Hello again! It’s taken a lot longer than the expected few days to get the ball rolling, but here things are. I have set the official release date for Trust at July 26th, 2014. When it’s officially available for release, I’ll post again to let my wonderful followers know.

After that, it’s back to the grind with normal stuff. More books to write, you know. More writing will be happening. More reviewing, too! My next review victims shall be:

Minecraft (PS3)

How To Train Your Dragon 2

The Lego Movie

Any others you can recommend!

Seriously, I’m kind of waiting for other stuff to come out. If you want me to watch a particular movie or play a particular game, just let me know in the comments. I’ll be happy to do everything I can.¬†

Until next time~

Captain America: The Winter Soldier

I’ve decided to take a break from video game reviews. Let’s do movie reviews, instead! As you may have guessed, this review is devoted to the latest Marvel movie. Without further ado, let’s jump right into the meat of this review.

When this movie opened, I expected something that would blow me away. It started off strong with its opening, but quite early on I could see its flaws. The scenes outside of the new helicarriers screamed, “I’M FORESHADOWING!” and it was really jarring. I didn’t like feeling slapped in the face with something that would be better served as a surprise.

The part of the movie that really turned me off, though, was the overly long car chase starring Nick Fury’s car and a bunch of implausible stunts.
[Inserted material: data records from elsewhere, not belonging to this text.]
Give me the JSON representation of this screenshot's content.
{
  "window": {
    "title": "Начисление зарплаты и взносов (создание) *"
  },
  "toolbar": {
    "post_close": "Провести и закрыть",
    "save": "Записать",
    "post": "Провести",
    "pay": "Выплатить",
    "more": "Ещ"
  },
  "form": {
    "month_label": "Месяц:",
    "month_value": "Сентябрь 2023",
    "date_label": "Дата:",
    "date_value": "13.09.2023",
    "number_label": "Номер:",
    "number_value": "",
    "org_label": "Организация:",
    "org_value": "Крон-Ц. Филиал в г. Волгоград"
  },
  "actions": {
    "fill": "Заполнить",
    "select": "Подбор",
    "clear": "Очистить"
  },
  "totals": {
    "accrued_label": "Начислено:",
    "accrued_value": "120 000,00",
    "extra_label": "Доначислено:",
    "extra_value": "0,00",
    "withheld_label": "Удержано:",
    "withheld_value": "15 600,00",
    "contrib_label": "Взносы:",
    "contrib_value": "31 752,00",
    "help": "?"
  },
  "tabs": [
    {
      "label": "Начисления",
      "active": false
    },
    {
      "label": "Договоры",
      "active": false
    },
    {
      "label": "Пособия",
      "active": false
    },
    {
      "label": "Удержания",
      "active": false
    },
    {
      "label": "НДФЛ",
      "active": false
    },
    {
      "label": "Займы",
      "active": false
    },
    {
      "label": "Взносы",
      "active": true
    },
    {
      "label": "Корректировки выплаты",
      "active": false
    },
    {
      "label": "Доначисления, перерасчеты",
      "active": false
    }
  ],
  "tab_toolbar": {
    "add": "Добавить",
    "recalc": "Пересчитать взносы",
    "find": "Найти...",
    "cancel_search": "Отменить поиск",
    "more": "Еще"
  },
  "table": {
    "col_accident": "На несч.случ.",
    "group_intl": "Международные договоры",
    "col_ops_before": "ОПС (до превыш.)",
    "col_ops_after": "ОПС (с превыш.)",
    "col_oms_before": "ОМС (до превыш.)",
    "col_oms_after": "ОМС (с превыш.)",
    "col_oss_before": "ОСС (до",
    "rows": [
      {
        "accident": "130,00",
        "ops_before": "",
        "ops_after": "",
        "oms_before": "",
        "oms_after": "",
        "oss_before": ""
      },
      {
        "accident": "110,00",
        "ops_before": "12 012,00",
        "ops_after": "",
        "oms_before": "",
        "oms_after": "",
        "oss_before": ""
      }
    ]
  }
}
It could have been half the length it was and still got the point across. From there, I just hung around to see how the plot points I predicted turned out. I guessed just about all of them. Predictability is not good for a movie whose intent was to invoke suspense.

The only thing I didn’t predict was the Falcon. I fell in love with those wings of his at first sight. It’s true that they aren’t likely scientifically possibly, but neither is Asgard. Disbelief, suspended. Jaw, dropped. Envy, thy name is Thea. His sequences were the best in the movie.
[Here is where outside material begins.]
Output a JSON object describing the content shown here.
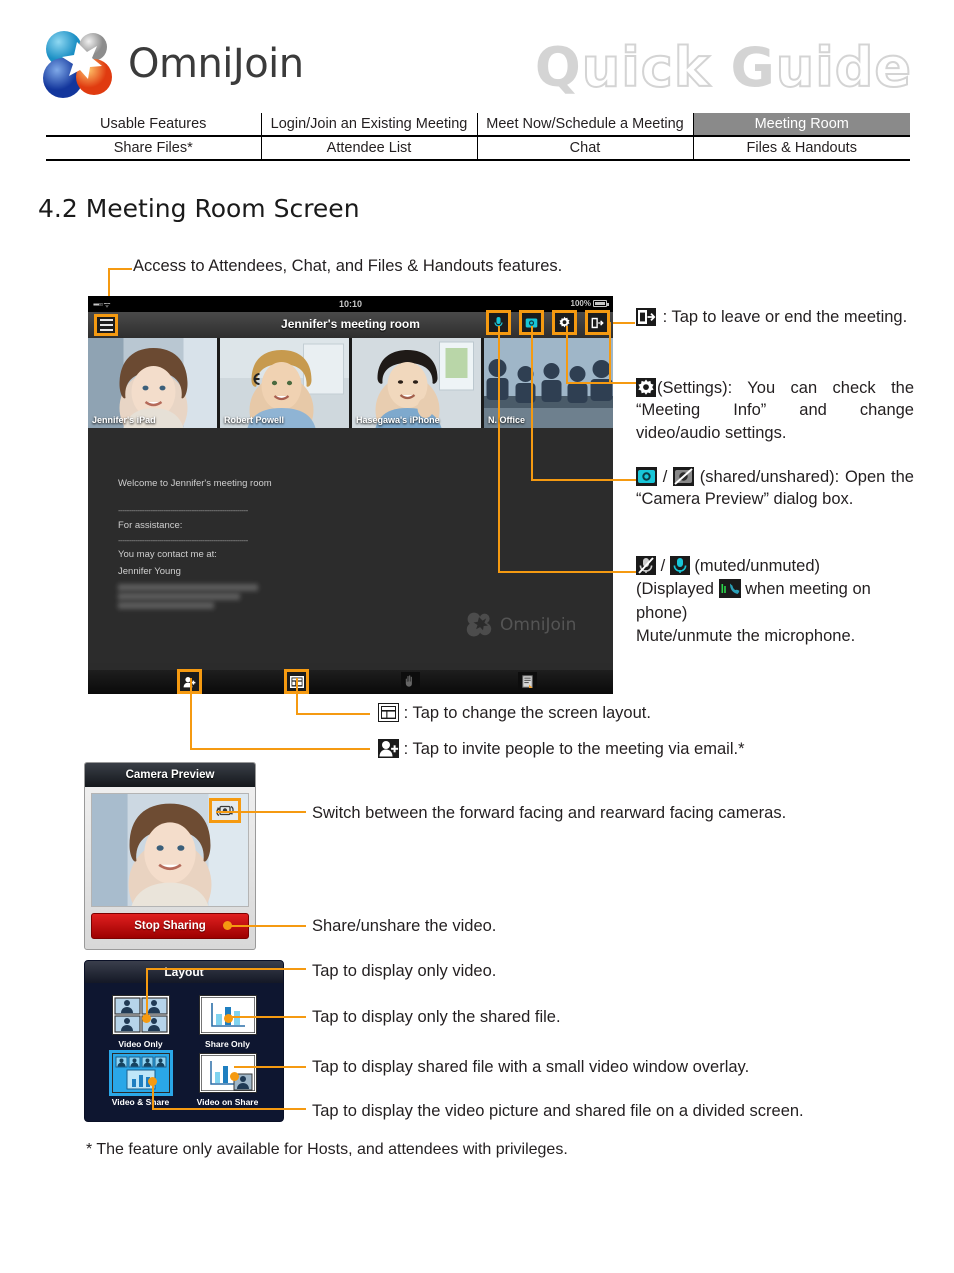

There will be light spoilers ahead, so be warned. I’m going to talk about the Winter Soldier now.

For having the movies subtitled named after him, Bucky seemed more of an afterthought than the main article. His character could have been replaced with any other’s with no effect on the plot. Rather than focus on the hidden Hydra agents in the movie, it should have focused on the dynamic between Bucky and Steve. This is the same studio that handled Thor and Loki, so it could have been done.

Instead, we get bare seconds of Steve and Bucky interaction before they’re ripped apart again. Then, Bucky forgets about it, and they have a battle that anyone can see the resolution to a million miles away. Only of slight surprise was the fact that Bucky survived to another movie. Given the events of the movie, however, I might suggest another subtitle: Hydra Lives. Perhaps Zola Strikes Back. The movie certainly wasn’t about the Winter Soldier.

Overall, I wasn’t impressed with this movie. The acting was superb, and the little bit of Bucky we got was wonderful. However, it’s best viewed when it arrives on Netflix.